The data must be returned exactly. No line may be left out.

**DATA**:
....................

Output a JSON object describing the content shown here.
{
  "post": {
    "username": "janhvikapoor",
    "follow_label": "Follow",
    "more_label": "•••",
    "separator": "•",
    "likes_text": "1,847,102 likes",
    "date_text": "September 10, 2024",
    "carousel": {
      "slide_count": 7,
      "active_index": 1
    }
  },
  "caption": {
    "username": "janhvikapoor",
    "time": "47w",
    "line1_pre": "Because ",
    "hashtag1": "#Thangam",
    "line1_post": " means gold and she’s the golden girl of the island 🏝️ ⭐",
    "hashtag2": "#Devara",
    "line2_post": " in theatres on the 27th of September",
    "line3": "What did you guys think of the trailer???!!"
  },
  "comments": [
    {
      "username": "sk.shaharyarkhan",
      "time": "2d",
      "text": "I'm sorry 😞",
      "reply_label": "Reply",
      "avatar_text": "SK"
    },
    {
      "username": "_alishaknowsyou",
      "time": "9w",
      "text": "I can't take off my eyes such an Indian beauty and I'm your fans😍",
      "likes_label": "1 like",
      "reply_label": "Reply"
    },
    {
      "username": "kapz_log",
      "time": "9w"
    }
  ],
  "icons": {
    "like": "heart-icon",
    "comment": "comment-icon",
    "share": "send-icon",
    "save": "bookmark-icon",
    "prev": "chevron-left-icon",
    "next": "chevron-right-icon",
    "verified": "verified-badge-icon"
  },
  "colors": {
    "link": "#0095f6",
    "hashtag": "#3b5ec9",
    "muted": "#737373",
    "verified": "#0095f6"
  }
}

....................

**RESPONSE**:
Output a JSON object describing the content shown here.
{
  "post": {
    "username": "janhvikapoor",
    "follow_label": "Follow",
    "more_label": "•••",
    "separator": "•",
    "likes_text": "1,847,102 likes",
    "date_text": "September 10, 2024",
    "carousel": {
      "slide_count": 7,
      "active_index": 1
    }
  },
  "caption": {
    "username": "janhvikapoor",
    "time": "47w",
    "line1_pre": "Because ",
    "hashtag1": "#Thangam",
    "line1_post": " means gold and she’s the golden girl of the island 🏝️ ⭐",
    "hashtag2": "#Devara",
    "line2_post": " in theatres on the 27th of September",
    "line3": "What did you guys think of the trailer???!!"
  },
  "comments": [
    {
      "username": "sk.shaharyarkhan",
      "time": "2d",
      "text": "I'm sorry 😞",
      "reply_label": "Reply",
      "avatar_text": "SK"
    },
    {
      "username": "_alishaknowsyou",
      "time": "9w",
      "text": "I can't take off my eyes such an Indian beauty and I'm your fans😍",
      "likes_label": "1 like",
      "reply_label": "Reply"
    },
    {
      "username": "kapz_log",
      "time": "9w"
    }
  ],
  "icons": {
    "like": "heart-icon",
    "comment": "comment-icon",
    "share": "send-icon",
    "save": "bookmark-icon",
    "prev": "chevron-left-icon",
    "next": "chevron-right-icon",
    "verified": "verified-badge-icon"
  },
  "colors": {
    "link": "#0095f6",
    "hashtag": "#3b5ec9",
    "muted": "#737373",
    "verified": "#0095f6"
  }
}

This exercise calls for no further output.